There are some folks who want to clarify the purposes of holidays–they are most noticeable on social media, often posted as a meme (a virally-transmitted cultural symbol or social idea). I saw one this morning suggesting we should understand there are three related holidays:

  1. Armed Forces Day (third Saturday in May) to pay tribute to those serving.
  2. Memorial Day (fourth Monday in May) to pay tribute to who died in active military service.
  3. Veterans’ Day (November 11) to pay tribute to those have served in the Armed Forces.

So it becomes arguable that there are three different days for three different populations. And the minute something becomes arguable, folks on Facebook are on it.

I value accuracy, but I’m not joining the debate.

I heard a conversation during which one person pointed out that Memorial Day was not a day to thank those currently serving. His listener replied, “Is it possible to thank those who have served or are serving too much?”

I don’t think so.

As a child, I remember visiting my Grandfather’s grave with my Dad this time of year. There were actually several trips involved as the flag holder was cleaned and painted, the stone cleaned, flowers planted… and we were often not alone as others performed similar tasks in anticipation of parades and visits to honor and remember. No one pointed out that Grandfather did not die in active military service and then suggest it was not appropriate to honor him on Memorial Day. I’m not sure if it was because the memories were fresher or because we just didn’t argue so much back then.

George Patton said, “It is foolish and wrong to mourn the men who died. Rather we should thank God that such men lived.” Perhaps that is where we might stand this Memorial Day, recognizing and honoring the lives of those who served and died, who served and lived, and those who are serving are lives to be honored and not forgotten.

Substance Abuse Text Helpline Available

The following information is reprinted with permission from an e-newsletter published by Paul Stearns, Representative of Maine District 119.


The Department of Health and Human Services, in collaboration with 2-1-1 Maine and the United Ways of Maine, recently unveiled a new texting service in an effort to facilitate communications for those seeking access to opioid treatment services.
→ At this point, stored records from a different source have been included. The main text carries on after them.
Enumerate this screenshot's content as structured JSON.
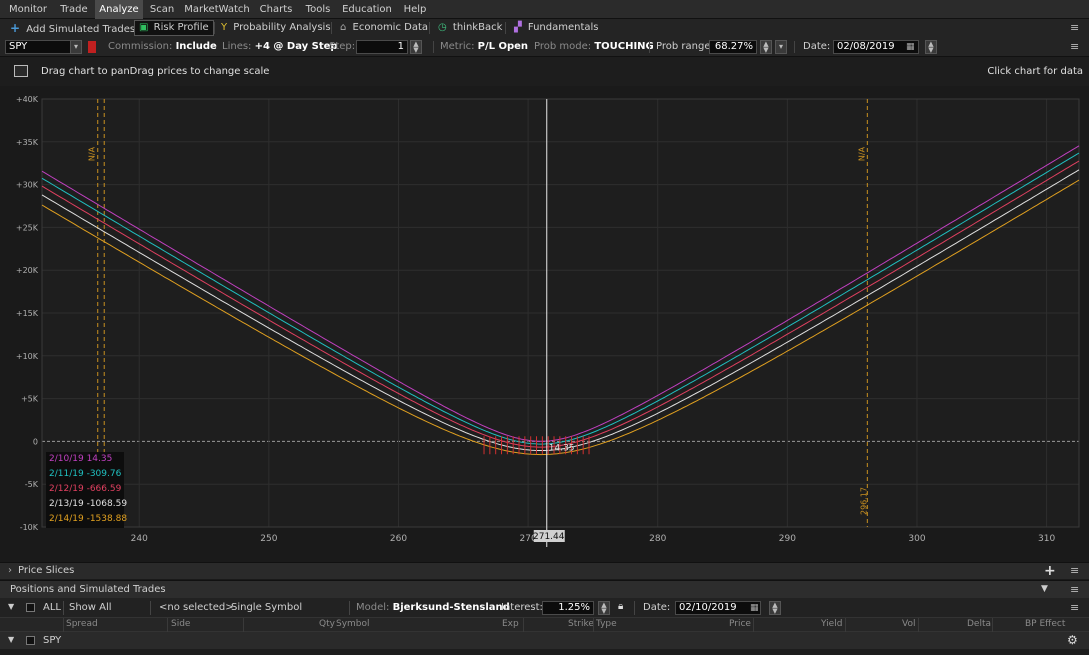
{
  "menu": [
    "Monitor",
    "Trade",
    "Analyze",
    "Scan",
    "MarketWatch",
    "Charts",
    "Tools",
    "Education",
    "Help"
  ],
  "menu_active": "Analyze",
  "toolbar": {
    "add_trades": "Add Simulated Trades",
    "risk_profile": "Risk Profile",
    "prob_analysis": "Probability Analysis",
    "economic": "Economic Data",
    "thinkback": "thinkBack",
    "fundamentals": "Fundamentals"
  },
  "params": {
    "symbol": "SPY",
    "commission_label": "Commission:",
    "commission_value": "Include",
    "lines_label": "Lines:",
    "lines_value": "+4 @ Day Step",
    "step_label": "Step:",
    "step_value": "1",
    "metric_label": "Metric:",
    "metric_value": "P/L Open",
    "prob_mode_label": "Prob mode:",
    "prob_mode_value": "TOUCHING",
    "prob_range_label": "Prob range:",
    "prob_range_value": "68.27%",
    "date_label": "Date:",
    "date_value": "02/08/2019"
  },
  "chart_header": {
    "hint": "Drag chart to panDrag prices to change scale",
    "click_hint": "Click chart for data"
  },
  "chart_data": {
    "type": "line",
    "y_ticks": [
      "+40K",
      "+35K",
      "+30K",
      "+25K",
      "+20K",
      "+15K",
      "+10K",
      "+5K",
      "0",
      "-5K",
      "-10K"
    ],
    "y_values": [
      40000,
      35000,
      30000,
      25000,
      20000,
      15000,
      10000,
      5000,
      0,
      -5000,
      -10000
    ],
    "ylim": [
      -10000,
      40000
    ],
    "x_ticks": [
      "240",
      "250",
      "260",
      "270",
      "280",
      "290",
      "300",
      "310"
    ],
    "x_values": [
      240,
      250,
      260,
      270,
      280,
      290,
      300,
      310
    ],
    "xlim": [
      232.5,
      312.5
    ],
    "vlines": [
      {
        "x": 236.8,
        "label": "N/A",
        "color": "#c89020"
      },
      {
        "x": 237.3,
        "label": "",
        "color": "#c89020"
      },
      {
        "x": 296.17,
        "label": "N/A",
        "color": "#c89020"
      }
    ],
    "vline_bottom_label": "296.17",
    "cursor_x": 271.44,
    "cursor_label": "271.44",
    "center_value_label": "14.35",
    "strike": 271,
    "series": [
      {
        "name": "2/10/19",
        "value": "14.35",
        "min": 14.35,
        "color": "#c040c0"
      },
      {
        "name": "2/11/19",
        "value": "-309.76",
        "min": -309.76,
        "color": "#20c0c0"
      },
      {
        "name": "2/12/19",
        "value": "-666.59",
        "min": -666.59,
        "color": "#e04060"
      },
      {
        "name": "2/13/19",
        "value": "-1068.59",
        "min": -1068.59,
        "color": "#e0e0e0"
      },
      {
        "name": "2/14/19",
        "value": "-1538.88",
        "min": -1538.88,
        "color": "#e0a020"
      }
    ],
    "grid": true
  },
  "price_slices": "Price Slices",
  "positions_title": "Positions and Simulated Trades",
  "filter": {
    "all": "ALL",
    "show": "Show All",
    "selected": "<no selected>",
    "single": "Single Symbol",
    "model_label": "Model:",
    "model_value": "Bjerksund-Stensland",
    "interest_label": "Interest:",
    "interest_value": "1.25%",
    "date_label": "Date:",
    "date_value": "02/10/2019"
  },
  "columns": [
    "Spread",
    "Side",
    "Qty",
    "Symbol",
    "Exp",
    "Strike",
    "Type",
    "Price",
    "Yield",
    "Vol",
    "Delta",
    "BP Effect"
  ],
  "position_symbol": "SPY"
}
When you text your zip code to 898-211, a Maine-based information specialist will be notified that a new transaction has been received.  The person requesting assistance will receive an automated “Thank you for contacting 2-1-1” response and can immediately begin their dialogue with the trained and friendly specialist.

Initially, the text line will be available from 8 a.m. – 5 p.m., Monday-Friday.  If an individual is in need of assistance outside of those hours, they will receive a text response encouraging them to dial 2-1-1 and speak with an information specialist.  DHHS launched the 24/7 Opiate Helpline in April of 2016 through a contract with 2-1-1 Maine with a focus on pregnant women and young mothers seeking treatment.
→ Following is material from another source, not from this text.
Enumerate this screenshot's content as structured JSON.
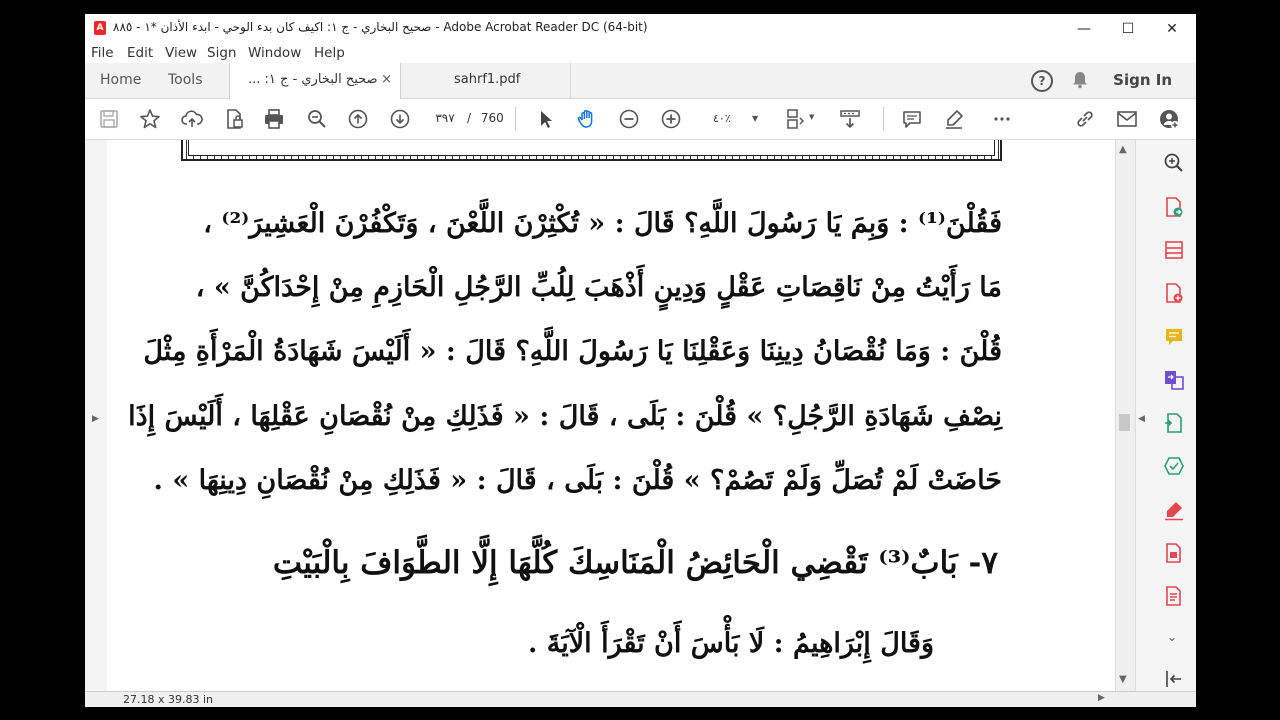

In a recent study, Millennials expressed more interest in texting compared to calls, because texting is a less invasive form of communication.
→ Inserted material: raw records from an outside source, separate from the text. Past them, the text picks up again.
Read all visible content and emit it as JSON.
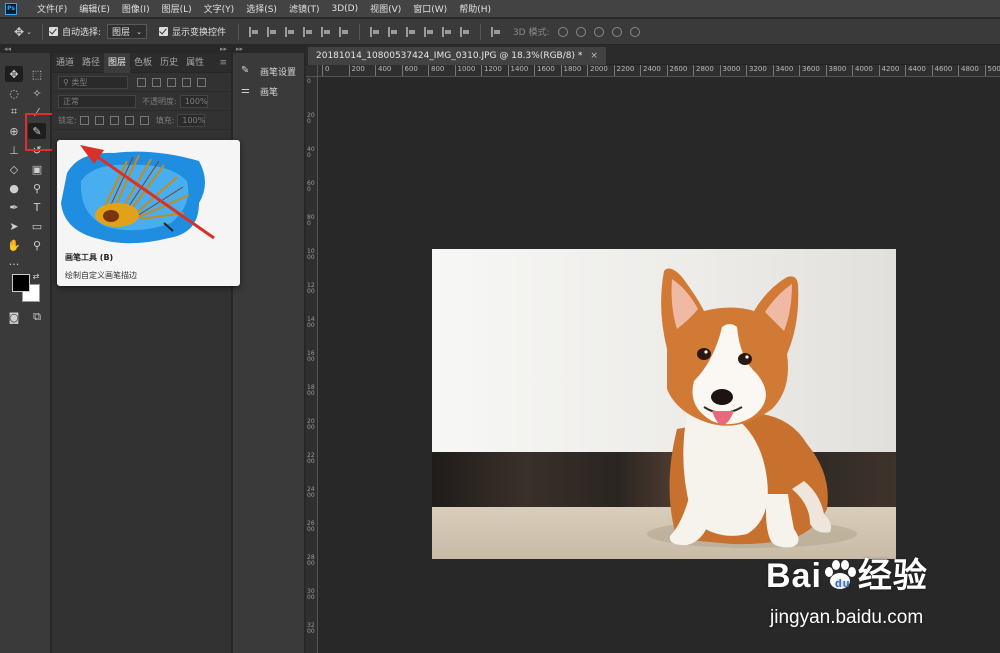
{
  "app": {
    "logo": "Ps"
  },
  "menu": [
    "文件(F)",
    "编辑(E)",
    "图像(I)",
    "图层(L)",
    "文字(Y)",
    "选择(S)",
    "滤镜(T)",
    "3D(D)",
    "视图(V)",
    "窗口(W)",
    "帮助(H)"
  ],
  "options_bar": {
    "auto_select_label": "自动选择:",
    "auto_select_value": "图层",
    "show_transform_label": "显示变换控件",
    "mode_3d_label": "3D 模式:"
  },
  "layers_panel": {
    "tabs": [
      "通道",
      "路径",
      "图层",
      "色板",
      "历史",
      "属性"
    ],
    "active_tab": "图层",
    "filter_placeholder": "类型",
    "blend_mode": "正常",
    "opacity_label": "不透明度:",
    "opacity_value": "100%",
    "lock_label": "锁定:",
    "fill_label": "填充:",
    "fill_value": "100%"
  },
  "side_panel": {
    "items": [
      {
        "label": "画笔设置",
        "icon": "brush-settings-icon"
      },
      {
        "label": "画笔",
        "icon": "brush-preset-icon"
      }
    ]
  },
  "document": {
    "tab_title": "20181014_10800537424_IMG_0310.JPG @ 18.3%(RGB/8) *",
    "close_glyph": "×"
  },
  "ruler": {
    "h_labels": [
      "0",
      "200",
      "400",
      "600",
      "800",
      "1000",
      "1200",
      "1400",
      "1600",
      "1800",
      "2000",
      "2200",
      "2400",
      "2600",
      "2800",
      "3000",
      "3200",
      "3400",
      "3600",
      "3800",
      "4000",
      "4200",
      "4400",
      "4600",
      "4800",
      "5000",
      "5200",
      "5400"
    ],
    "v_labels": [
      "0",
      "200",
      "400",
      "600",
      "800",
      "1000",
      "1200",
      "1400",
      "1600",
      "1800",
      "2000",
      "2200",
      "2400",
      "2600",
      "2800",
      "3000",
      "3200",
      "3400"
    ]
  },
  "tooltip": {
    "title": "画笔工具 (B)",
    "description": "绘制自定义画笔描边"
  },
  "colors": {
    "foreground": "#000000",
    "background": "#ffffff",
    "highlight": "#d9302a"
  },
  "watermark": {
    "brand": "Bai",
    "brand_cn": "经验",
    "url": "jingyan.baidu.com"
  }
}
This will also help address a concern voiced by some seeking treatment—the stigma attached to substance use disorder.  With the attention surrounding the opioid epidemic facing our state, many people are intimidated by the idea of participating in an open dialogue about their treatment needs over the phone.

Providing this service furthers the Department’s efforts to offer a more comprehensive, accessible approach for those seeking treatment.

2-1-1 Maine is a free resource providing an easy confidential way to connect people to information about thousands of health and human services around Maine.  2-1-1 Maine is available 24 hours a day, seven days a week by phone and online, and available via text from 8:00 a.m. – 5:00 p.m., Monday-Friday.  People can access information and resources in their area by dialing 2-1-1 and talking with a trained and friendly specialist, by texting their ZIP code to 898-211, or by searching the online directory at www.211maine.org.

Walter Boomsma (“Mr. Boomsma”) writes on a wide array of topics including personal development, teaching and learning. Course information is also available here!